II. The Federalist Papers (2/3-2/28)
1. What is Madison's definition of “faction”?
A number of citizens, whether a majority or minority, united
and actuated by some common impulse of passion, or of interest,
adverse to the rights of other citizens, or to the permanent and
aggregate interests of the community.
2. What are the methods of removing the causes or the effects of
Prevent the causes of faction: destroy liberty so that it would
no longer be a democracy; give all citizens the same opinions,
passions, and interests (not possible).
Contain the effects of faction: if faction is minority it can’t pose a
real threat, if a majority you have to a) prevent the interests from
existing in a majority or b) render majority unable to carry into
effect schemes of oppression based on those interests
3. Which of the methods of removing the causes or the effects of
faction does Madison
support, and why does he reject the rest?
Rejects the concept of eliminating liberty because its no
longer a democracy in that case and claims it is idealistic to
homogenize their thoughts; supports rendering the majority unable
to act directly on their ideas through representation
4. In what two ways does a Republic differ from a Democracy for
The delegation of government and the scale-ability of
government (functions well for both small and large groups of
people--applicable to the exponentially growing US of the time)
5. What psychological reason does Hamilton give as to why the national leaders will not seek
to infringe on the state leaders?
There are two different kinds of ambition: one leads a person
towards national government (where the concerns are more
interesting) and the other leads a person to local government.
Those that end up in national government are not concerned with
6. Why does Hamilton say that the danger will in fact be from state
leaders infringing on the
The people tend to be more committed to their local leaders
and therefore more loyal to them, which could pose a threat to
national authority. Local leaders are also more concerned with
their local communities and not as much the nation as a whole.
7. How does Hamilton believe his constitution will prevent a
situation like that in “ancient
feudal systems” where localized leaders were always contending
for power with the national
A balance of power between the national government and
local powers through the people.
8. What is Madison's definition of a “Republic”?
A government which derives all its powers directly or
indirectly from the great body of the people, and is administered by
persons holding their offices during pleasure for a limited period or
during good behavior. i.e. A system of government that is
dependent on indirect democracy in which the representatives
derive their power from the people.
9. Why does Madison say that the government he wishes to
constitute will be federal and not national, and why does such a distinction even matter?
The government is both national and federal because
authority resides in the majority of the people and the majority can
overthrow the government at any time.
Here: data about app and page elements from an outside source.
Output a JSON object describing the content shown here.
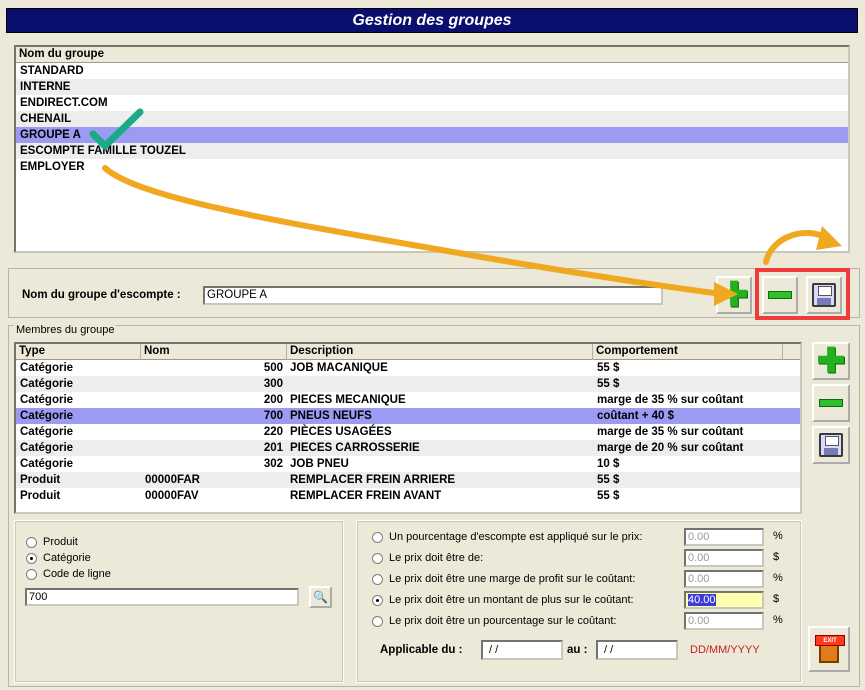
{
  "window": {
    "title": "Gestion des groupes"
  },
  "groups": {
    "header": "Nom du groupe",
    "items": [
      "STANDARD",
      "INTERNE",
      "ENDIRECT.COM",
      "CHENAIL",
      "GROUPE A",
      "ESCOMPTE FAMILLE TOUZEL",
      "EMPLOYER"
    ],
    "selected_index": 4
  },
  "group_name": {
    "label": "Nom du groupe d'escompte :",
    "value": "GROUPE A"
  },
  "members": {
    "caption": "Membres du groupe",
    "columns": [
      "Type",
      "Nom",
      "Description",
      "Comportement"
    ],
    "rows": [
      {
        "type": "Catégorie",
        "nom": "500",
        "description": "JOB MACANIQUE",
        "comportement": "55 $"
      },
      {
        "type": "Catégorie",
        "nom": "300",
        "description": "",
        "comportement": "55 $"
      },
      {
        "type": "Catégorie",
        "nom": "200",
        "description": "PIECES MECANIQUE",
        "comportement": "marge de 35 % sur coûtant"
      },
      {
        "type": "Catégorie",
        "nom": "700",
        "description": "PNEUS NEUFS",
        "comportement": "coûtant + 40 $"
      },
      {
        "type": "Catégorie",
        "nom": "220",
        "description": "PIÈCES USAGÉES",
        "comportement": "marge de 35 % sur coûtant"
      },
      {
        "type": "Catégorie",
        "nom": "201",
        "description": "PIECES CARROSSERIE",
        "comportement": "marge de 20 % sur coûtant"
      },
      {
        "type": "Catégorie",
        "nom": "302",
        "description": "JOB PNEU",
        "comportement": "10 $"
      },
      {
        "type": "Produit",
        "nom": "00000FAR",
        "description": "REMPLACER FREIN ARRIERE",
        "comportement": "55 $"
      },
      {
        "type": "Produit",
        "nom": "00000FAV",
        "description": "REMPLACER FREIN AVANT",
        "comportement": "55 $"
      }
    ],
    "selected_index": 3
  },
  "type_options": {
    "items": [
      "Produit",
      "Catégorie",
      "Code de ligne"
    ],
    "selected_index": 1,
    "code_value": "700"
  },
  "discount_options": {
    "items": [
      {
        "label": "Un pourcentage d'escompte est appliqué sur le prix:",
        "value": "0.00",
        "unit": "%"
      },
      {
        "label": "Le prix doit être de:",
        "value": "0.00",
        "unit": "$"
      },
      {
        "label": "Le prix doit être une marge de profit sur le coûtant:",
        "value": "0.00",
        "unit": "%"
      },
      {
        "label": "Le prix doit être un montant de plus sur le coûtant:",
        "value": "40.00",
        "unit": "$"
      },
      {
        "label": "Le prix doit être un pourcentage sur le coûtant:",
        "value": "0.00",
        "unit": "%"
      }
    ],
    "selected_index": 3
  },
  "applicable": {
    "label": "Applicable du :",
    "from": "/ /",
    "au_label": "au :",
    "to": "/ /",
    "format_hint": "DD/MM/YYYY"
  },
  "exit_button": {
    "label": "EXIT"
  },
  "colors": {
    "title_bg": "#0a0e6e",
    "selection": "#9b9bf3",
    "highlight_box": "#ee3b3b",
    "arrow": "#f0a820",
    "check": "#1aaa88"
  }
}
This is important because it
determines how direct the democracy is and how direct the
government’s control is.
10. What is Madison's definition of “tyranny”?
Tyranny is the accumulation of all powers into one hand,
whether the hand of one, few, or many and whether it be hereditary
or appointed. In other words, tyranny is un